The regiment embarked for the West Indies in November 1794 and helped suppress an insurrection by caribs on Saint Vincent before returning home in November 1796. It returned to the West Indies in April 1804 and, fighting alongside the 1st West India Regiment in February 1805, defended Dominica against a French force for over a week until the French abandoned the attack; hence the regiment's first battle honour "Dominica". The regiment took part in another action when in May 1806 when 40 of its soldiers boarded the packet boat Duke of Montrose and set out in pursuit of the French privateers Napoleon and Impériale: they captured the Impériale and its crew. The regiment took part in the invasion of Martinique in February 1809 and then returned to England in December 1811.
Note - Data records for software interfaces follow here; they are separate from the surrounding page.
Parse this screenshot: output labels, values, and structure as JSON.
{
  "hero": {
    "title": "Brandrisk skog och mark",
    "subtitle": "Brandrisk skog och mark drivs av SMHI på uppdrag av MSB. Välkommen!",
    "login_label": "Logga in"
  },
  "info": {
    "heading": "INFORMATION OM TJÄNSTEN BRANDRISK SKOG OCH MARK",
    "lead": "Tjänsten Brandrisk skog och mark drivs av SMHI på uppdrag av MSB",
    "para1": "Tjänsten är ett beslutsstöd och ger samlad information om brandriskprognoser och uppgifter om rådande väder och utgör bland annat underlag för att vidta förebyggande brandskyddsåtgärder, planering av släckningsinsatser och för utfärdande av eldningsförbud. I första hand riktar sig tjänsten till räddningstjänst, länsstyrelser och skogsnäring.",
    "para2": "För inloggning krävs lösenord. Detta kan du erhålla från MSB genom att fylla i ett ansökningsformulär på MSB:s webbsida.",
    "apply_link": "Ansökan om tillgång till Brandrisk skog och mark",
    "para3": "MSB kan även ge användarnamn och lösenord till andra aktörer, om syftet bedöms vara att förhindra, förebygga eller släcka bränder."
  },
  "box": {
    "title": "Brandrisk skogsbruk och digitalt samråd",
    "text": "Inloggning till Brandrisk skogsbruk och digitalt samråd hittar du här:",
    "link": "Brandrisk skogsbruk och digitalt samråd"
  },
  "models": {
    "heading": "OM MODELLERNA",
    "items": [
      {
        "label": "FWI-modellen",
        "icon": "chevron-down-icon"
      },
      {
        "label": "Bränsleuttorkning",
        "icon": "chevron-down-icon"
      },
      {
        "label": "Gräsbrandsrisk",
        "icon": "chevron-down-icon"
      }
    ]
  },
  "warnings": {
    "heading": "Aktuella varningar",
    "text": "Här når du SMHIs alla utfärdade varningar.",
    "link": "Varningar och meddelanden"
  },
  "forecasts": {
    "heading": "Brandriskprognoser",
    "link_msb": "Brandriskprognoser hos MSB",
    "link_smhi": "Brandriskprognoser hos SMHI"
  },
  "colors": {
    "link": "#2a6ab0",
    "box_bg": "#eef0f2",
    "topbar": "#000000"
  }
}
The regiment embarked for New South Wales in August 1813: they were stationed at Hobart on Van Diemens Land with orders to suppress a gang of bushrangers. In April 1816, Governor Lachlan Macquarie issued orders for the regiment to undertake punitive expeditions against Aboriginal groups in the Nepean, Hawkesbury and Grose River valleys in New South Wales. The regiment was to take as many prisoners as they could. If anyone refused to surrender, the soldiers were to "fire upon and compel them to surrender, breaking and destroying the spears, clubs and waddies of all those you take prisoners." Further, if the soldiers did kill anyone, they were to be "hanged up on trees in conspicuous situations, to strike the survivors with greater terror." This was the first major act of terrorist warfare launched by settler authorities in New South Wales; such acts would continue throughout the nineteenth century and into the twentieth.
The regiment was sent to the Crimea in summer 1854 and saw action at the Battle of Alma in September 1854, the Battle of Balaclava in October 1854 and the Battle of Inkerman in November 1854 as well as the Siege of Sebastopol in winter 1854.
As part of the Cardwell Reforms of the 1870s, where single-battalion regiments were linked together to share a single depot and recruiting district in the United Kingdom, the 46th was linked with the 32nd (Cornwall) Regiment of Foot, and assigned to district no. 35 at Victoria Barracks, Bodmin. On 1 July 1881 the Childers Reforms came into effect and the regiment amalgamated with the 32nd (Cornwall) Regiment of Foot to form the Duke of Cornwall's Light Infantry, becoming the 2nd Battalion (with the 32nd (Cornwall) Regiment of Foot becoming the 1st Battalion).
Colonels of the regiment were: